A decade ago, Elizabeth Taylor was going from one celebrity AIDS rally to another urging us to make sure we “use a condom every time you have sex, every time.” Every time, Liz? Apparently so, until one day mankind is extinct and giant condoms roam the earth, bouncing across the ruins of our civilization like playful prophylactics in animated Scandinavian health-ministry announcements.
The spirit of Liz lurked just below the surface at Washington’s Million Abortionist March, or whatever it was called. For people who talked endlessly about “reproductive rights,” they seemed remarkably indifferent, if not downright hostile, to exercising them.
I concede that I’m anti-abortion. If I were pro-abortion, I’d probably sound like Teresa Heinz Kerry, who told Newsweek that the act involves “stopping the process of life” but that “I ask myself, ‘If I had a 13-year-old daughter who got drunk one night and got pregnant, what would I do?’” If I had to go a bit further, I might even sign on to her husband’s line (“safe, legal, rare,” blah, blah, nuanced boilerplate, zzzzzzz).
But, if I can just about conceive (if you’ll forgive the expression) the leap from my position to Teresa’s and from Teresa’s to Senator Flippy’s, I can’t imagine how you’d get from Senator Flippy’s to the bulk of the sentiments on display at the big march itself. Whoopi Goldberg brandishing a coat hanger. Surly women stomping about with “Keep Your Bush Off My Bush” placards. The decay of a fluffy soft-focus euphemism into just another crude insult: “If Only Barbara Bush Had Choice.” The freaky, barely grasped meaning of all those speakers’ regrets that their own mothers never enjoyed the freedoms they have – as Maxine Waters put it, “I have to march because my mother could not have an abortion.” The casual dismissal of half the human race: “The Opinions of Those with Nothing At Stake Are Worth Little”; “If Men Got Pregnant, They’d Make Abortion a Sacrament.”
Actually, it’s the sisterhood who’ve made abortion the sacrament for a brave new religion of the self. Had Teresa Heinz Kerry stood up and read out her Newsweek quotes, she’d have been booed: No one on the Mall wanted to hear about the agonized parents of distraught adolescents helping them to the soi-disant “difficult personal decision.” Abortion isn’t difficult or agonizing, but something to be celebrated, the central freedom of a modern woman’s identity.
Before the century is out, the Left will come to regret the conflation of feminism and abortion.

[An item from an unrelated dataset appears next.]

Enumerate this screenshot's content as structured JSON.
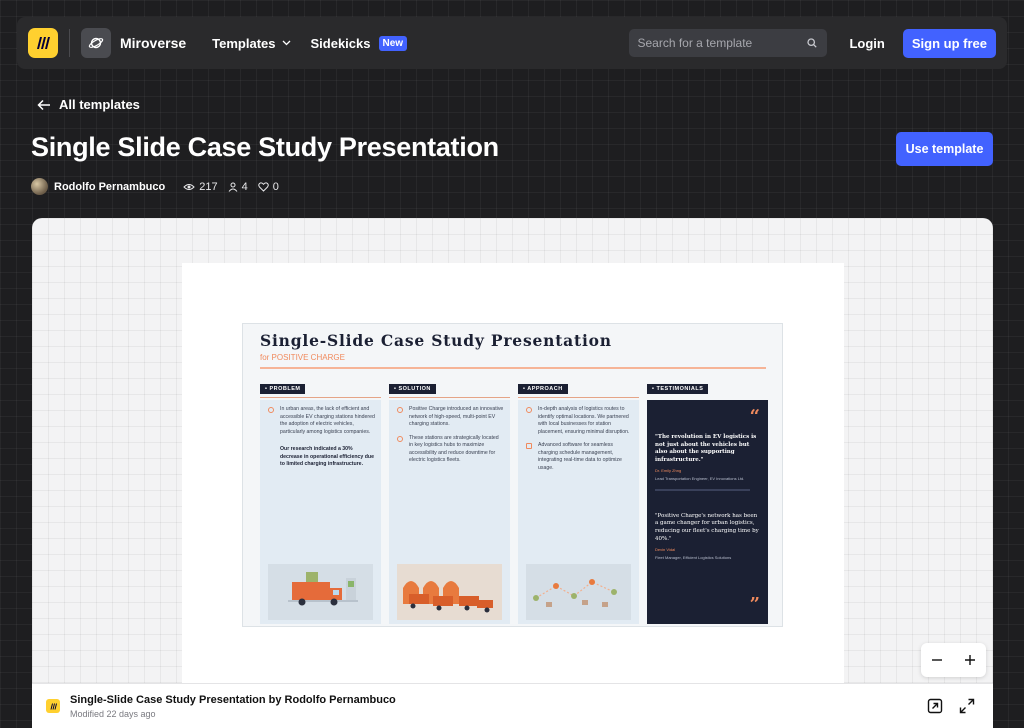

YOU CAN READ THE REST OF THIS ARTICLE IN THE CURRENT ISSUE OF THE NEW DIGITAL VERSION OF NATIONAL REVIEW. IF YOU DO NOT HAVE A SUBSCRIPTION TO NR DIGITAL OR NATIONAL REVIEW, YOU CAN SIGN UP FOR A SUBSCRIPTION TO NATIONAL REVIEW here OR NATIONAL REVIEW DIGITAL here (a subscription to NR includes Digital access).